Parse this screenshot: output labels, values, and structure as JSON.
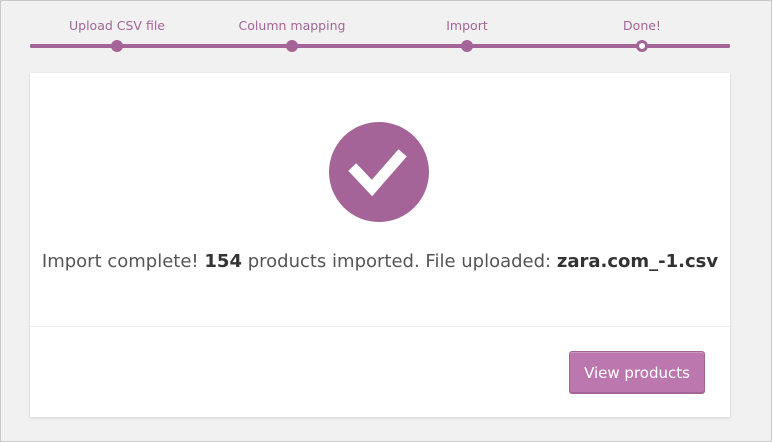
{
  "steps": [
    {
      "label": "Upload CSV file",
      "state": "done"
    },
    {
      "label": "Column mapping",
      "state": "done"
    },
    {
      "label": "Import",
      "state": "done"
    },
    {
      "label": "Done!",
      "state": "current"
    }
  ],
  "colors": {
    "accent": "#a46497",
    "button": "#bb77ae",
    "page_bg": "#f1f1f1"
  },
  "result": {
    "icon": "checkmark-icon",
    "prefix": "Import complete!",
    "count": "154",
    "middle": "products imported. File uploaded:",
    "filename": "zara.com_-1.csv"
  },
  "actions": {
    "view_products": "View products"
  }
}
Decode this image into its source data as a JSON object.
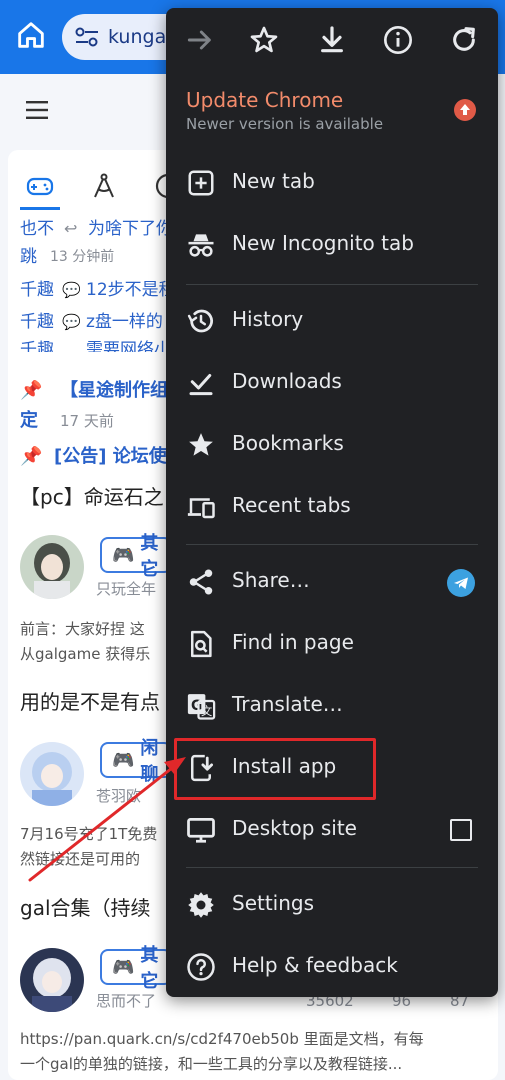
{
  "browser": {
    "url": "kungal",
    "accent": "#1976e8"
  },
  "forum": {
    "feed": [
      {
        "user": "也不",
        "text": "为啥下了你"
      },
      {
        "user": "跳",
        "time": "13 分钟前"
      },
      {
        "user": "千趣",
        "text": "12步不是租"
      },
      {
        "user": "千趣",
        "text": "z盘一样的"
      },
      {
        "user": "千趣",
        "text": "需要网络小"
      }
    ],
    "pinned": [
      {
        "title": "【星途制作组",
        "title2": "定",
        "time": "17 天前"
      },
      {
        "title": "[公告] 论坛使"
      }
    ],
    "posts": [
      {
        "heading": "【pc】命运石之",
        "chip": "其它",
        "author": "只玩全年",
        "excerpt1": "前言：大家好捏 这",
        "excerpt2": "从galgame 获得乐"
      },
      {
        "heading": "用的是不是有点",
        "chip": "闲聊",
        "author": "苍羽欧",
        "excerpt1": "7月16号充了1T免费",
        "excerpt2": "然链接还是可用的"
      },
      {
        "heading": "gal合集（持续",
        "chip": "其它",
        "author": "思而不了",
        "views": "35602",
        "likes": "96",
        "replies": "87",
        "excerpt1": "https://pan.quark.cn/s/cd2f470eb50b 里面是文档，有每",
        "excerpt2": "一个gal的单独的链接，和一些工具的分享以及教程链接..."
      }
    ]
  },
  "menu": {
    "top_icons": [
      "forward-icon",
      "star-icon",
      "download-icon",
      "info-icon",
      "refresh-icon"
    ],
    "update": {
      "title": "Update Chrome",
      "subtitle": "Newer version is available"
    },
    "items": {
      "new_tab": "New tab",
      "incognito": "New Incognito tab",
      "history": "History",
      "downloads": "Downloads",
      "bookmarks": "Bookmarks",
      "recent_tabs": "Recent tabs",
      "share": "Share…",
      "find": "Find in page",
      "translate": "Translate…",
      "install": "Install app",
      "desktop": "Desktop site",
      "settings": "Settings",
      "help": "Help & feedback"
    },
    "highlight_color": "#e0282a"
  }
}
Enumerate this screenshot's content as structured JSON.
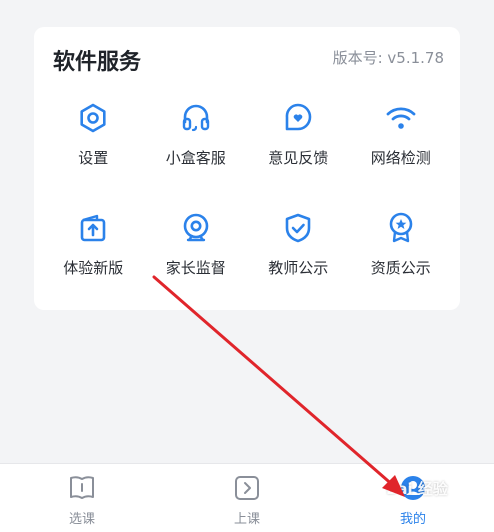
{
  "card": {
    "title": "软件服务",
    "version": "版本号: v5.1.78"
  },
  "items": [
    {
      "label": "设置",
      "icon": "gear-icon"
    },
    {
      "label": "小盒客服",
      "icon": "headset-icon"
    },
    {
      "label": "意见反馈",
      "icon": "feedback-heart-icon"
    },
    {
      "label": "网络检测",
      "icon": "wifi-icon"
    },
    {
      "label": "体验新版",
      "icon": "upgrade-icon"
    },
    {
      "label": "家长监督",
      "icon": "camera-icon"
    },
    {
      "label": "教师公示",
      "icon": "shield-check-icon"
    },
    {
      "label": "资质公示",
      "icon": "award-medal-icon"
    }
  ],
  "tabbar": {
    "tabs": [
      {
        "label": "选课",
        "icon": "book-icon"
      },
      {
        "label": "上课",
        "icon": "play-next-icon"
      },
      {
        "label": "我的",
        "icon": "profile-icon",
        "active": true
      }
    ]
  },
  "watermark": "Bai 经验",
  "colors": {
    "accent": "#2b82ea",
    "annotation_arrow": "#e0252b"
  }
}
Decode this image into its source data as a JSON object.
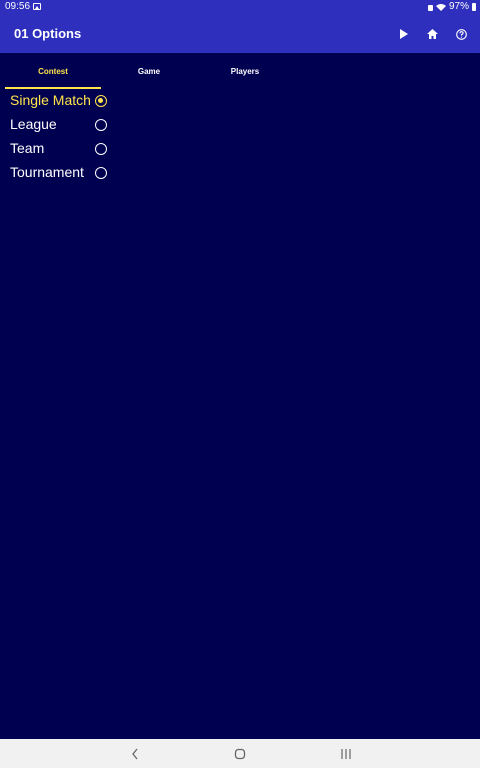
{
  "status_bar": {
    "time": "09:56",
    "battery_text": "97%"
  },
  "app_bar": {
    "title": "01 Options",
    "actions": [
      "play-icon",
      "home-icon",
      "help-icon"
    ]
  },
  "tabs": [
    {
      "label": "Contest",
      "active": true
    },
    {
      "label": "Game",
      "active": false
    },
    {
      "label": "Players",
      "active": false
    }
  ],
  "options": [
    {
      "label": "Single Match",
      "selected": true
    },
    {
      "label": "League",
      "selected": false
    },
    {
      "label": "Team",
      "selected": false
    },
    {
      "label": "Tournament",
      "selected": false
    }
  ],
  "colors": {
    "app_bar": "#2e2fbd",
    "background": "#000050",
    "accent": "#ffe44a",
    "text": "#ffffff",
    "nav_bar": "#f1f1f1"
  },
  "nav_bar": {
    "buttons": [
      "back-icon",
      "home-circle-icon",
      "recents-icon"
    ]
  }
}
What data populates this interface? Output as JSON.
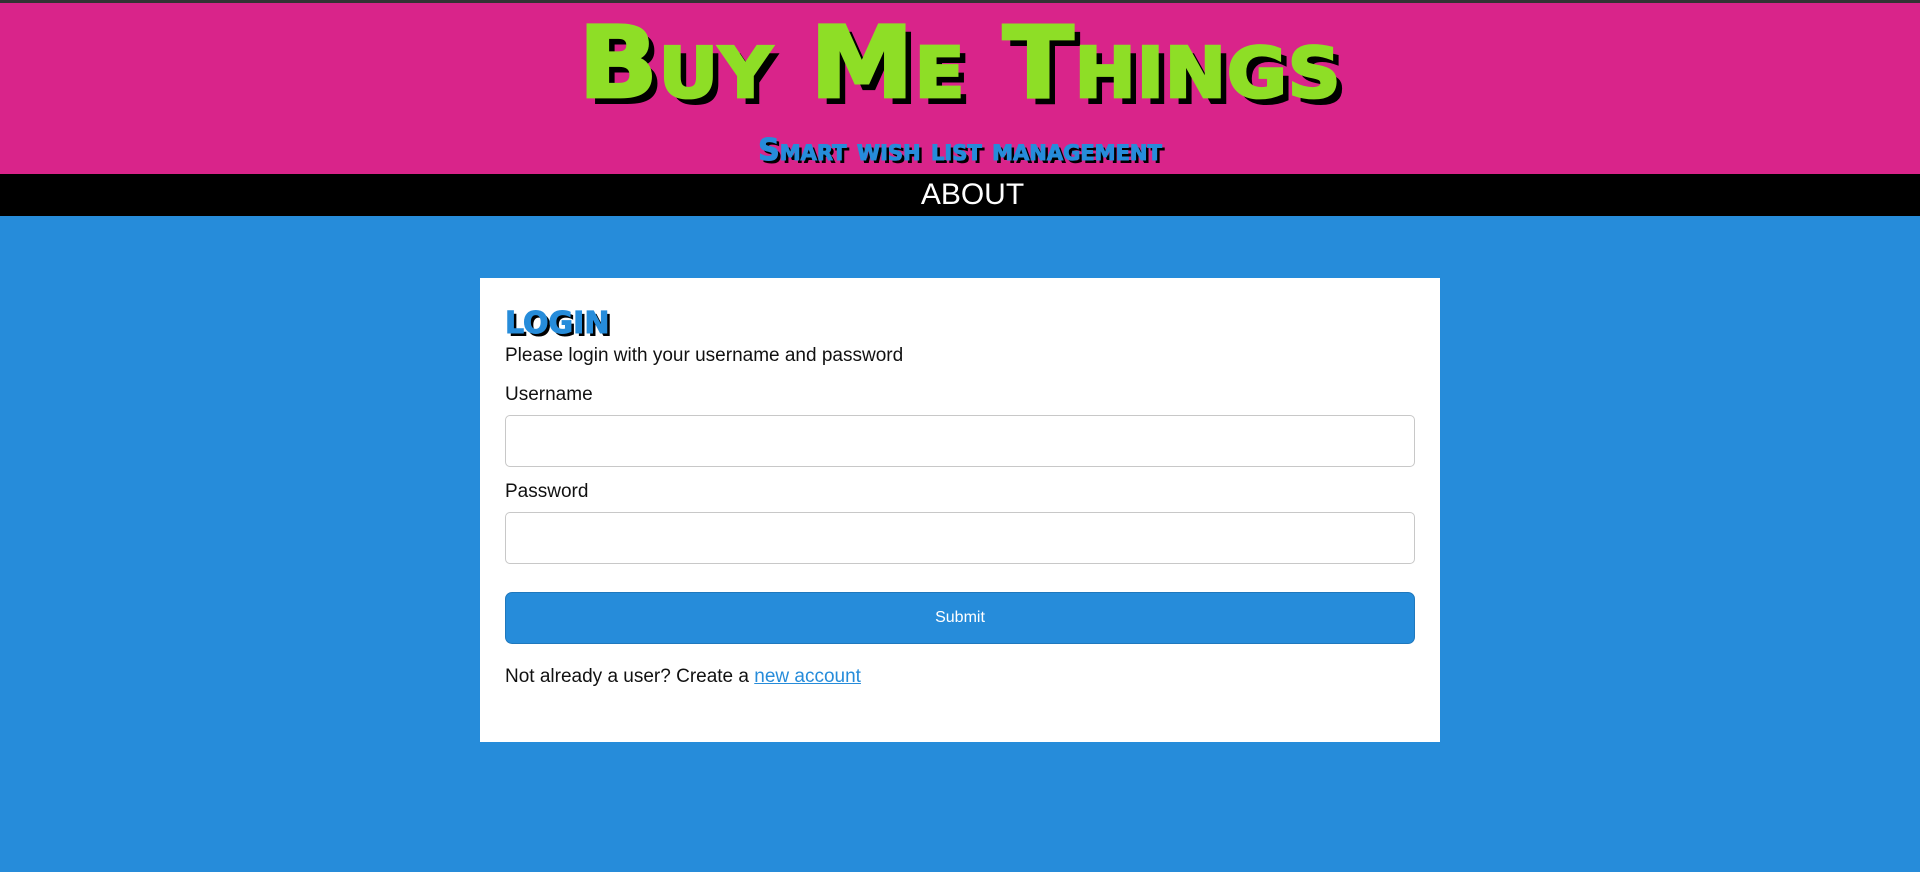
{
  "header": {
    "title": "Buy Me Things",
    "subtitle": "Smart wish list management"
  },
  "nav": {
    "items": [
      {
        "label": "ABOUT"
      }
    ]
  },
  "login": {
    "heading": "LOGIN",
    "subtitle": "Please login with your username and password",
    "username_label": "Username",
    "username_value": "",
    "password_label": "Password",
    "password_value": "",
    "submit_label": "Submit",
    "signup_prompt": "Not already a user? Create a ",
    "signup_link": "new account"
  },
  "colors": {
    "header_bg": "#d9248a",
    "title": "#8ede26",
    "page_bg": "#268cda",
    "nav_bg": "#000000",
    "card_bg": "#ffffff"
  }
}
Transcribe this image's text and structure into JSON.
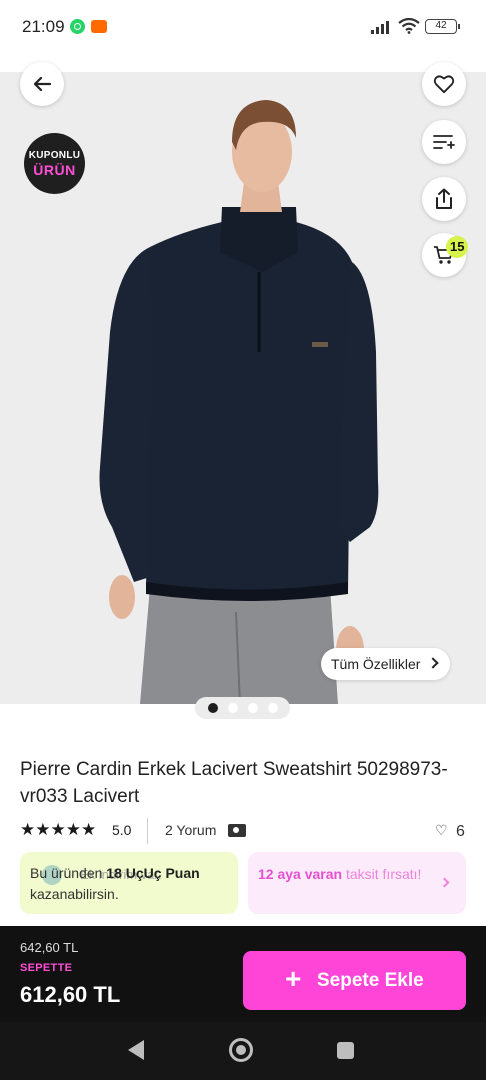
{
  "status_bar": {
    "time": "21:09",
    "battery": "42"
  },
  "product_image": {
    "coupon_badge": {
      "line1": "KUPONLU",
      "line2": "ÜRÜN"
    },
    "all_features_label": "Tüm Özellikler",
    "cart_count": "15",
    "carousel": {
      "count": 4,
      "active_index": 0
    }
  },
  "product": {
    "title": "Pierre Cardin Erkek Lacivert Sweatshirt 50298973-vr033 Lacivert",
    "rating_stars": "★★★★★",
    "rating_value": "5.0",
    "review_count": "2 Yorum",
    "like_count": "6"
  },
  "promos": {
    "points": {
      "prefix": "Bu üründen",
      "highlight": "18 UçUç Puan",
      "suffix": "kazanabilirsin.",
      "ghost_text": "Ek indirim var."
    },
    "installment": {
      "highlight": "12 aya varan",
      "text_after": "taksit fırsatı!"
    }
  },
  "bottom_bar": {
    "old_price": "642,60 TL",
    "basket_label": "SEPETTE",
    "new_price": "612,60 TL",
    "add_to_cart_plus": "+",
    "add_to_cart_label": "Sepete Ekle"
  },
  "colors": {
    "accent": "#ff45d8",
    "badge": "#d6f24b",
    "points_bg": "#f1fbcd",
    "installment_bg": "#fcecfb"
  }
}
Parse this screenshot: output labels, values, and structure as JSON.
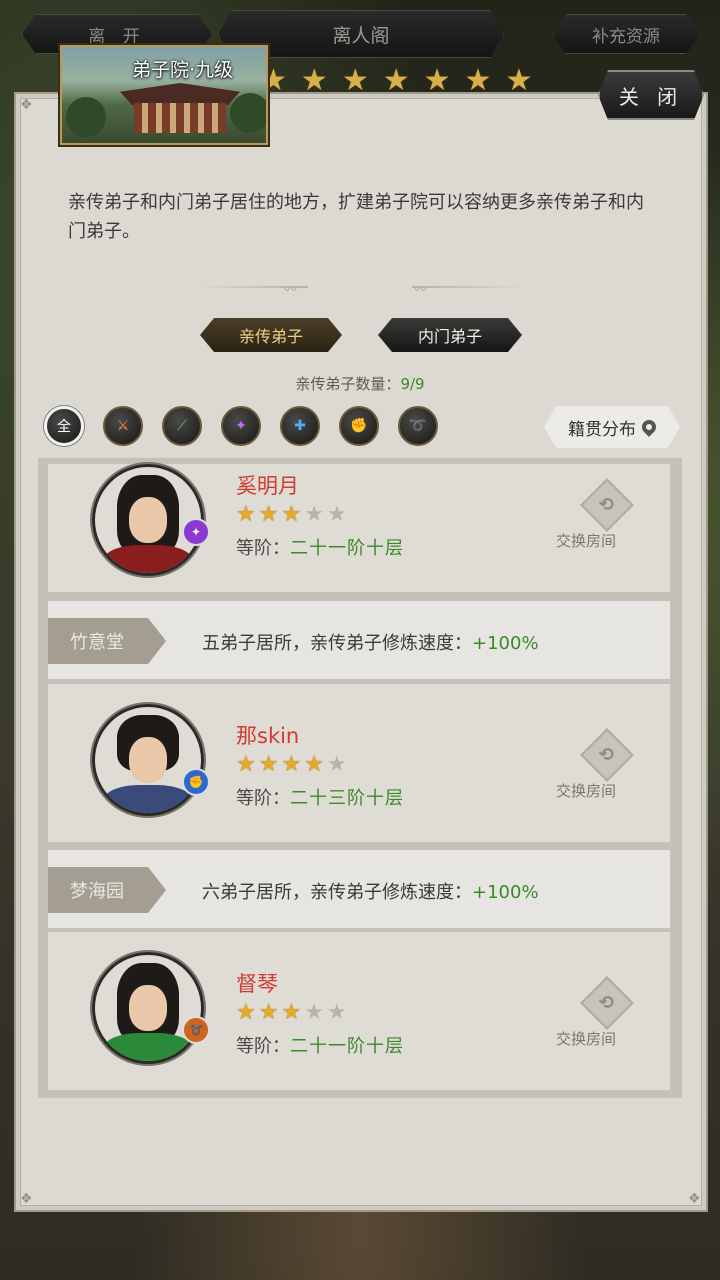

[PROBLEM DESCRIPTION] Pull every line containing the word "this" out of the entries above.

[OUTPUT]
Parse this screenshot: output labels, values, and structure as JSON.
Decode this image into its source data as a JSON object.
Enumerate this screenshot's content as structured JSON.
Decode this image into its source data as a JSON object.
What data populates this interface? Output as JSON.
Transcribe this image's text and structure into JSON.
Parse this screenshot: output labels, values, and structure as JSON.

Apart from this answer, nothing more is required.